The reference to Schrodinger's notorious cat is a sound pointer to what we can expect from the book: it is about the paradoxes of quantum mechanics and the new theories that have been advanced since 1984 to account for them. The puzzle of wave-particle duality is summarized in a prologue, and then we go back in history to look at how earlier thinkers such as Huygens, Newton, Young, Faraday, and Maxwell thought about light. This part is done well; Gribbin gives just enough information but not too much. Coming to more modern times, we encounter Einstein and also Feynman, and with the historical background now taken care of we are equipped to contemplate the paradoxes inherent in what we know about light today. The quantum paradoxes are certainly mind-blowing, but their importance is not purely intellectual; as Gribbin explains, they may have practical implications as well, for they provide a possible basis for quantum cryptography and teleportation. I found I could believe in the cryptography but not, alas, in the teleportation.

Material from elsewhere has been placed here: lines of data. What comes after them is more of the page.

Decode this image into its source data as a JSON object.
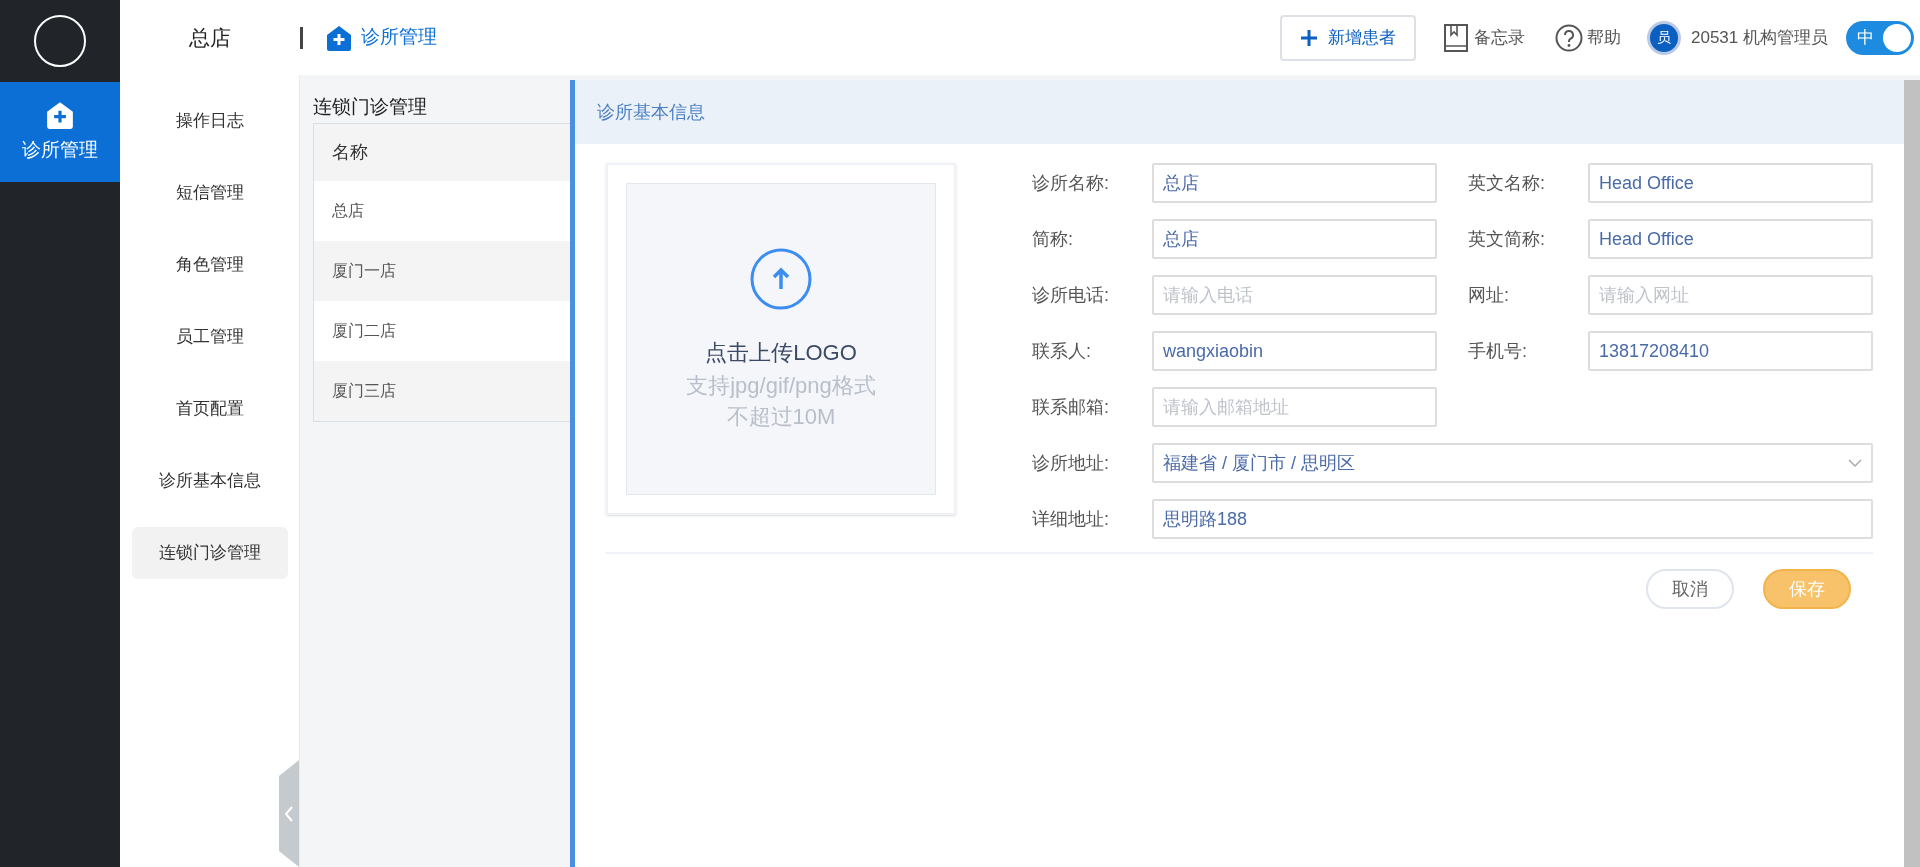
{
  "rail": {
    "items": [
      {
        "label": "诊所管理",
        "selected": true
      }
    ]
  },
  "topbar": {
    "store": "总店",
    "breadcrumb": "诊所管理",
    "add_button": "新增患者",
    "memo": "备忘录",
    "help": "帮助",
    "user_badge": "员",
    "user": "20531 机构管理员",
    "language_toggle": {
      "label": "中",
      "on": true
    }
  },
  "menu": [
    {
      "label": "操作日志",
      "selected": false
    },
    {
      "label": "短信管理",
      "selected": false
    },
    {
      "label": "角色管理",
      "selected": false
    },
    {
      "label": "员工管理",
      "selected": false
    },
    {
      "label": "首页配置",
      "selected": false
    },
    {
      "label": "诊所基本信息",
      "selected": false
    },
    {
      "label": "连锁门诊管理",
      "selected": true
    }
  ],
  "list": {
    "title": "连锁门诊管理",
    "column": "名称",
    "rows": [
      {
        "name": "总店"
      },
      {
        "name": "厦门一店"
      },
      {
        "name": "厦门二店"
      },
      {
        "name": "厦门三店"
      }
    ]
  },
  "form": {
    "title": "诊所基本信息",
    "upload": {
      "title": "点击上传LOGO",
      "hint": "支持jpg/gif/png格式",
      "limit": "不超过10M"
    },
    "rows": [
      [
        {
          "label": "诊所名称:",
          "value": "总店",
          "kind": "text"
        },
        {
          "label": "英文名称:",
          "value": "Head Office",
          "kind": "text"
        }
      ],
      [
        {
          "label": "简称:",
          "value": "总店",
          "kind": "text"
        },
        {
          "label": "英文简称:",
          "value": "Head Office",
          "kind": "text"
        }
      ],
      [
        {
          "label": "诊所电话:",
          "placeholder": "请输入电话",
          "kind": "text"
        },
        {
          "label": "网址:",
          "placeholder": "请输入网址",
          "kind": "text"
        }
      ],
      [
        {
          "label": "联系人:",
          "value": "wangxiaobin",
          "kind": "text"
        },
        {
          "label": "手机号:",
          "value": "13817208410",
          "kind": "text"
        }
      ],
      [
        {
          "label": "联系邮箱:",
          "placeholder": "请输入邮箱地址",
          "kind": "text"
        }
      ],
      [
        {
          "label": "诊所地址:",
          "value": "福建省 / 厦门市 / 思明区",
          "kind": "select",
          "wide": true
        }
      ],
      [
        {
          "label": "详细地址:",
          "value": "思明路188",
          "kind": "text",
          "wide": true
        }
      ]
    ],
    "buttons": [
      {
        "label": "取消",
        "kind": "secondary"
      },
      {
        "label": "保存",
        "kind": "primary"
      }
    ]
  }
}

In a chapter entitle 'Desperate Remedies', Gribbin takes up the theme of the different interpretations of quantum theory. Here he makes the interesting point that all the theories 'work', in the sense that they account for the behaviour of existing experiments and correctly predict the outcome of new experiments; this is unique in science. Choosing among the various possibilities on offer is thus a matter of personal taste. In a way, the multiplicity of intepretations mirrors the multiplicity of ways that a photon seems able to go through two slits at once. Gribbin himself thinks that none of the explanations is wholly satisfactory but that this does not matter too much because they are useful in practice. So perhaps, he thinks, we need all of them.
The final section of the book shifts our attention, rather briefly, from the very small (the world of photons) to the very large (cosmology), before concluding with some final reflections on the nature of reality. In an epilogue called 'The solution—myth for our times' Gribbin insists repeatedly that all interpretations are analogies, myths, or models. They are 'crutches to help us imagine what is going on at the quantum level and to make testable predictions'. This is true even of his own favourite, an interpretation advanced by John Cramer, which Gribbin explains in some detail. It requires one to picture 'a field which is a time-symmetric mixture of a retarded wave propagating into the future and an advanced wave propagating into the past'. Considerable intellectual agility is required to grasp this theory, I found, but this is only what should be expected, for, as Feynman said, 'nobody knows how it can be like that'.
This is an attractively written book which is well worth reading for anyone with a taste for grappling with the philosophical implications of modern physics. There is a useful bibliography.